Does a source code protection harm any MIT, CC, GPL licenses?


#1

I am working on an app that contains not only several plugins but also some sensible data like API Key from openweathermap.org

My idea now was “to protect” these API Keys by using one of the Electron packagers that allows me to protect the app.
My question is: in the moment that i do so, am i not harming any open-source-like licenses?

Either way i am mentioning all the plugins and codes within a “thank you and credits” section.
But my understanding is that i can not i.e. use an open source plugin and code-protect my electron app containing that code or plugin, am i right?

Anyone of you had similiar conflicts?
Hugs and greetings from this corner of the planet.


#2

If you want to be certain of your legal compliance, you should contact a legal professional. Only a legal professional can answer these questions accurately for your situation, jurisdiction and chosen use. I generally disallow extended legal discussion because nobody here is a legal professional and I don’t want anyone to be misled into thinking that anyone here is anything but a complete layman. If someone here is a legal professional, they are more than welcome to contact you via some other means than this message board.

With that said, the GPL (and other “copyleft” licenses) has a clause that specifically states the original source code must be made available upon request. You can find out more about various open source licenses on choosealicense.com.


#3

Thanks a lot for your time and response !
Do you know if it is possible to protect only certain files or the whole electron app?
As i said within my app is a Weathermap API Key and if it gets public, other people could use it for their own weather app.

Greetings and thanks again!


#4

As someone who is not at all a legal professional, I believe that it would be relatively easy for you to release source code without the API key and then add the key in during the build process (or store the key in a file that you’ve told git to ignore, so it simply doesn’t get uploaded), if that’s your main reason for hesitating.


#6

I also am very much not a lawyer. But I’m pretty certain no OSS license would require you to disclose an API key. You just need to provide code that should work if the recipient supplies their API key.


#7

From a technical standpoint Electron doesn’t provide any source code protection, so your secret API keys should never be distributed with your Electron app.

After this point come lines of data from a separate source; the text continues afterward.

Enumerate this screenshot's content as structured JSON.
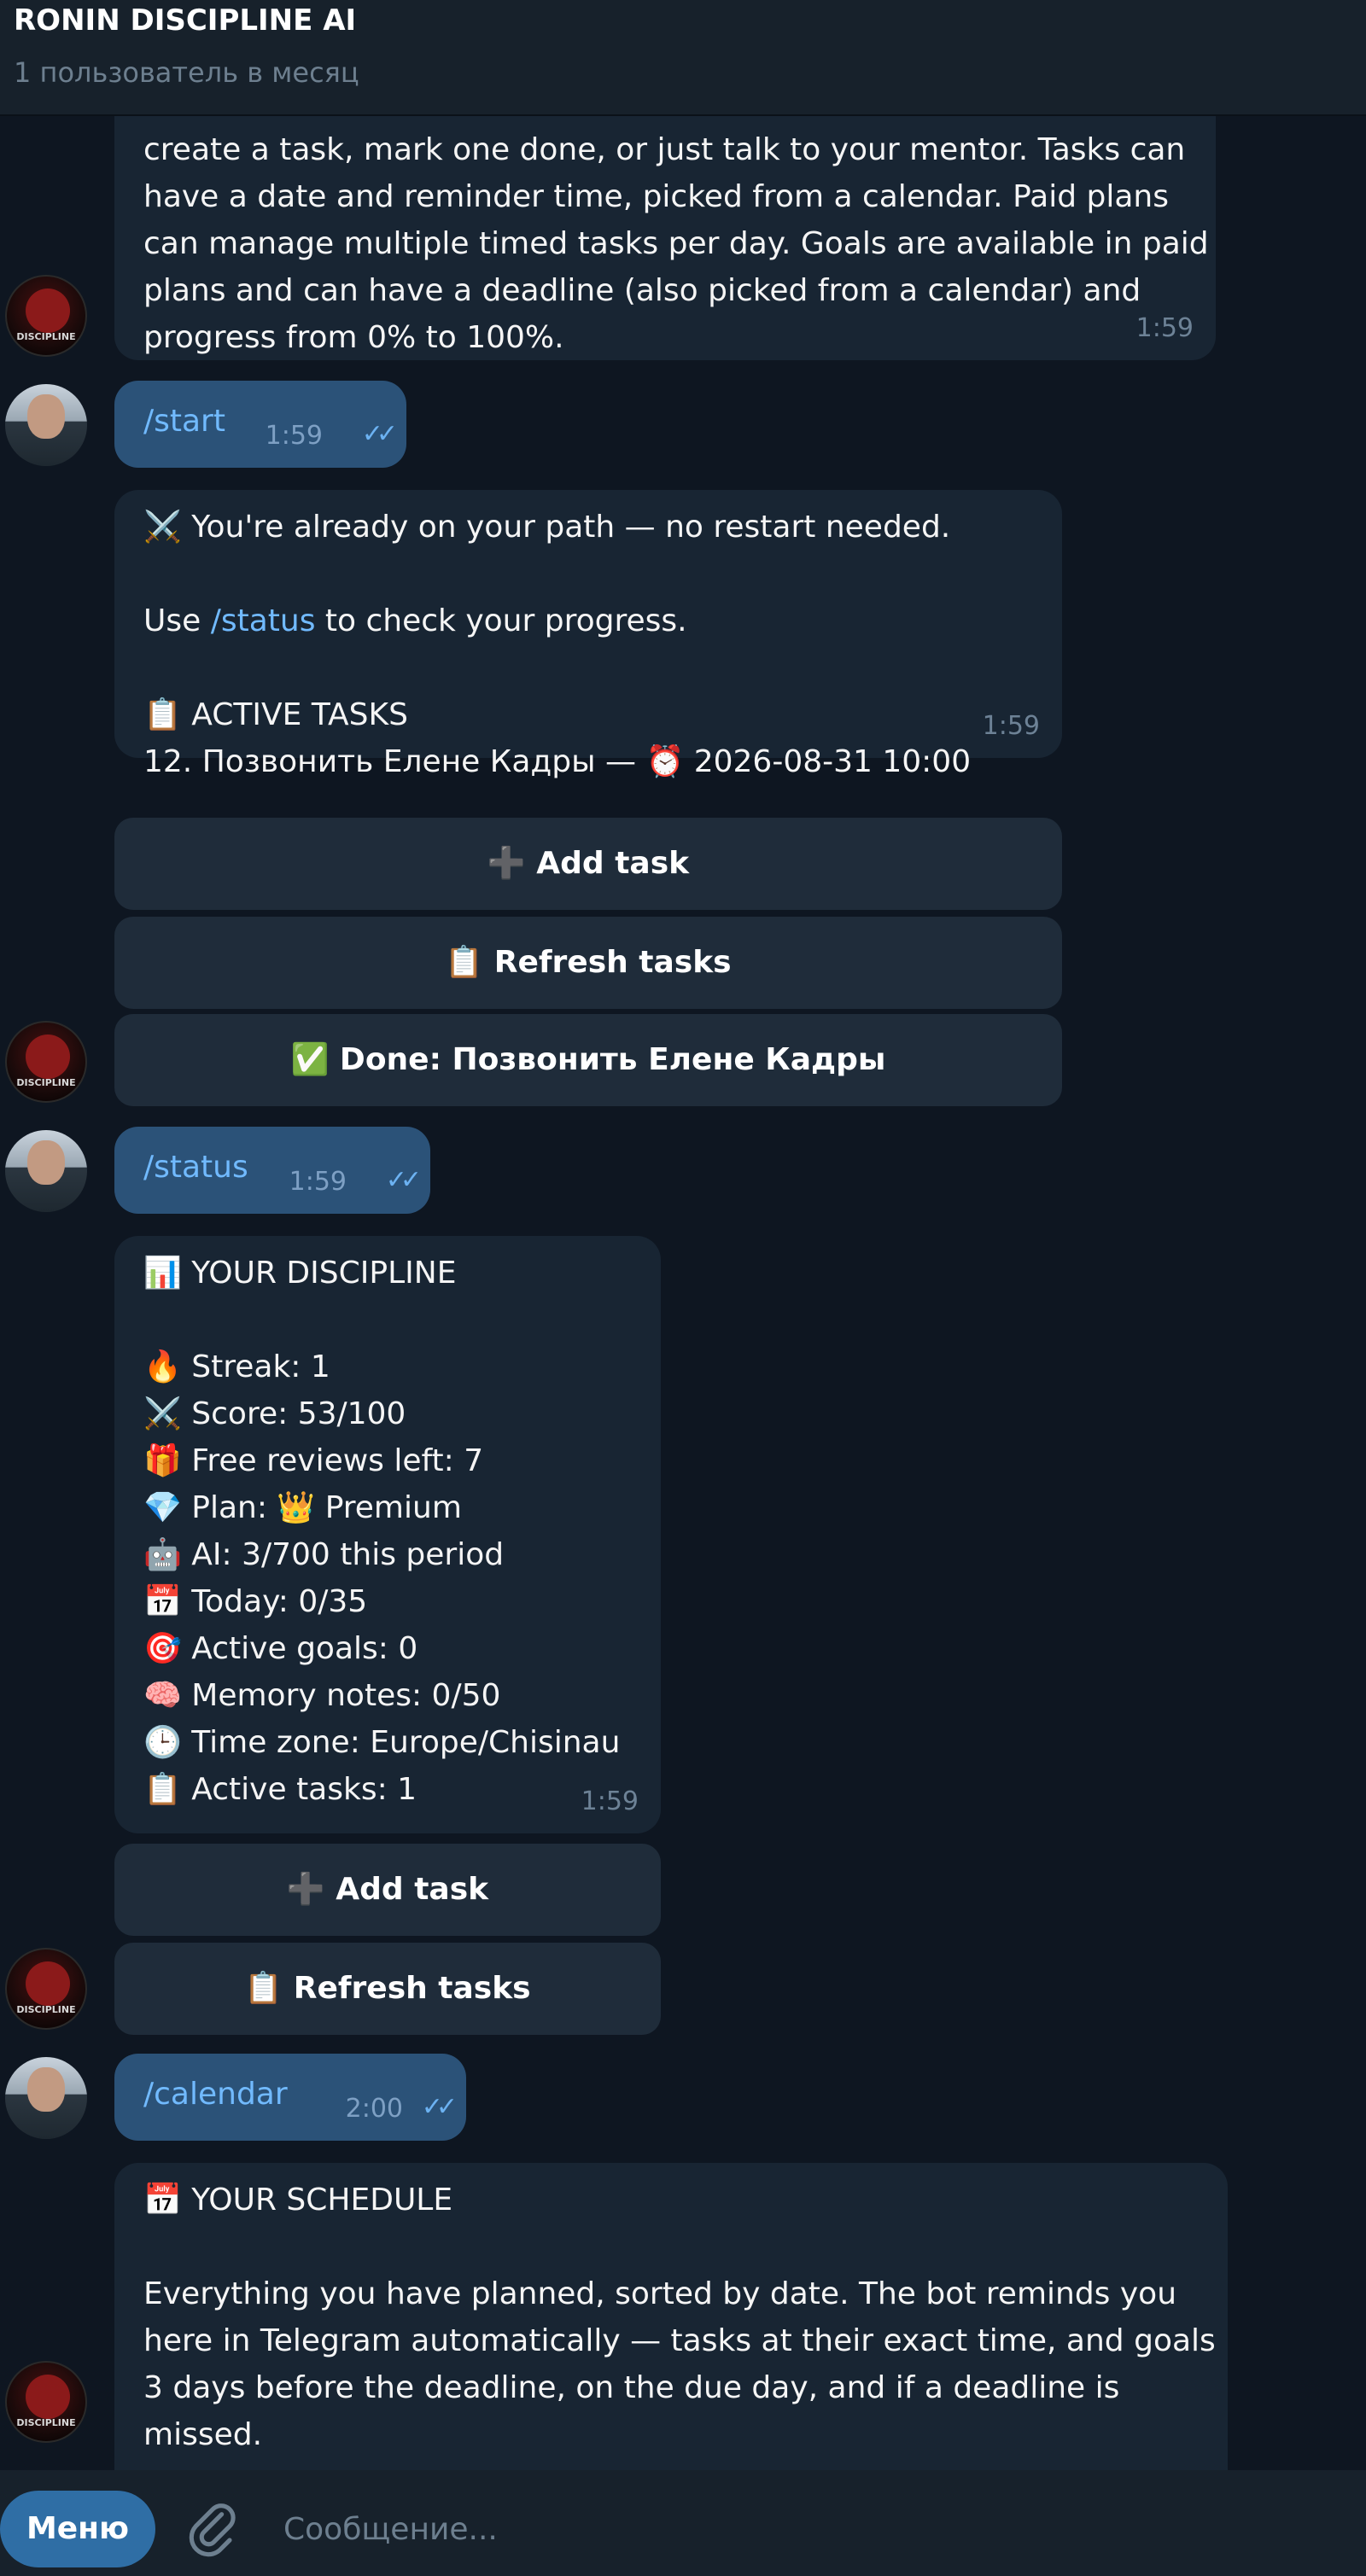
{
  "header": {
    "title": "RONIN DISCIPLINE AI",
    "subtitle": "1 пользователь в месяц"
  },
  "avatars": {
    "bot_logo_text": "DISCIPLINE"
  },
  "messages": {
    "intro": {
      "lines": [
        "create a task, mark one done, or just talk to your mentor. Tasks can",
        "have a date and reminder time, picked from a calendar. Paid plans",
        "can manage multiple timed tasks per day. Goals are available in paid",
        "plans and can have a deadline (also picked from a calendar) and",
        "progress from 0% to 100%."
      ],
      "time": "1:59"
    },
    "start_cmd": {
      "text": "/start",
      "time": "1:59",
      "checks": "✓✓"
    },
    "start_reply": {
      "line1": "⚔️ You're already on your path — no restart needed.",
      "line2_prefix": "Use ",
      "line2_link": "/status",
      "line2_suffix": " to check your progress.",
      "line3": "📋 ACTIVE TASKS",
      "line4": "12. Позвонить Елене Кадры — ⏰ 2026-08-31 10:00",
      "time": "1:59"
    },
    "start_buttons": {
      "add_task": "➕ Add task",
      "refresh_tasks": "📋 Refresh tasks",
      "done_task": "✅ Done: Позвонить Елене Кадры"
    },
    "status_cmd": {
      "text": "/status",
      "time": "1:59",
      "checks": "✓✓"
    },
    "status_reply": {
      "title": "📊 YOUR DISCIPLINE",
      "items": [
        "🔥 Streak: 1",
        "⚔️ Score: 53/100",
        "🎁 Free reviews left: 7",
        "💎 Plan: 👑 Premium",
        "🤖 AI: 3/700 this period",
        "📅 Today: 0/35",
        "🎯 Active goals: 0",
        "🧠 Memory notes: 0/50",
        "🕒 Time zone: Europe/Chisinau",
        "📋 Active tasks: 1"
      ],
      "time": "1:59"
    },
    "status_buttons": {
      "add_task": "➕ Add task",
      "refresh_tasks": "📋 Refresh tasks"
    },
    "calendar_cmd": {
      "text": "/calendar",
      "time": "2:00",
      "checks": "✓✓"
    },
    "calendar_reply": {
      "title": "📅 YOUR SCHEDULE",
      "lines": [
        "Everything you have planned, sorted by date. The bot reminds you",
        "here in Telegram automatically — tasks at their exact time, and goals",
        "3 days before the deadline, on the due day, and if a deadline is",
        "missed."
      ]
    }
  },
  "composer": {
    "menu_label": "Меню",
    "placeholder": "Сообщение..."
  }
}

#8

That is correct but if i read correctly, there are two plugins available that can “scramble” up your code. The question is if it is possible to scramble only certain files instead of the whole app.


#9

If the API key or any other piece of data really needs to be confidential and you don’t want application users to see it, you would need to encrypt it or something, and it would probably be better not to commit the data into the source code at all… Minimizing or obfuscating JavaScript won’t be enough to keep people from picking apart the code to see what’s in your application.


#10

You are right. The thing is that in my example where i use the openweathermap api, in the FREE version they offer something like 5.000 api calls per day. If people out there would have my key, they could use it within their apps or websites with the result that my amount of free api calls would vanish within minutes.


#11

What if every installation of the app had its own API key? Is there an easy way to set up each instance with its own key? I mean easy for the end user.

Otherwise, I can only think you’d have to keep the API key on your own server to proxy the client queries. And then possibly limit how often clients can query your server.


#12

What if every installation of the app had its own API key?

I think this is the best solution for a free (as in beer) software. I’ve personally used software that asked me for a map key.

keep the API key on your own server to proxy the client queries

This probably make a lot sens from a business standpoint.
You’d be able to control your expenses.

Also note that electron has full debugger, and it’s probably possible to get the API key by inspecting network packets.


#13

Some open source software comes with an api key with similar restrictions. But makes clear that it is likely to fail to work consistently because of the keys over use the user should apply for and substitute their own. So by all means include a key, but just not one that will stop you using your own product :smiley:

That way you get your product out there, but there are steps people will need to take to make it their own.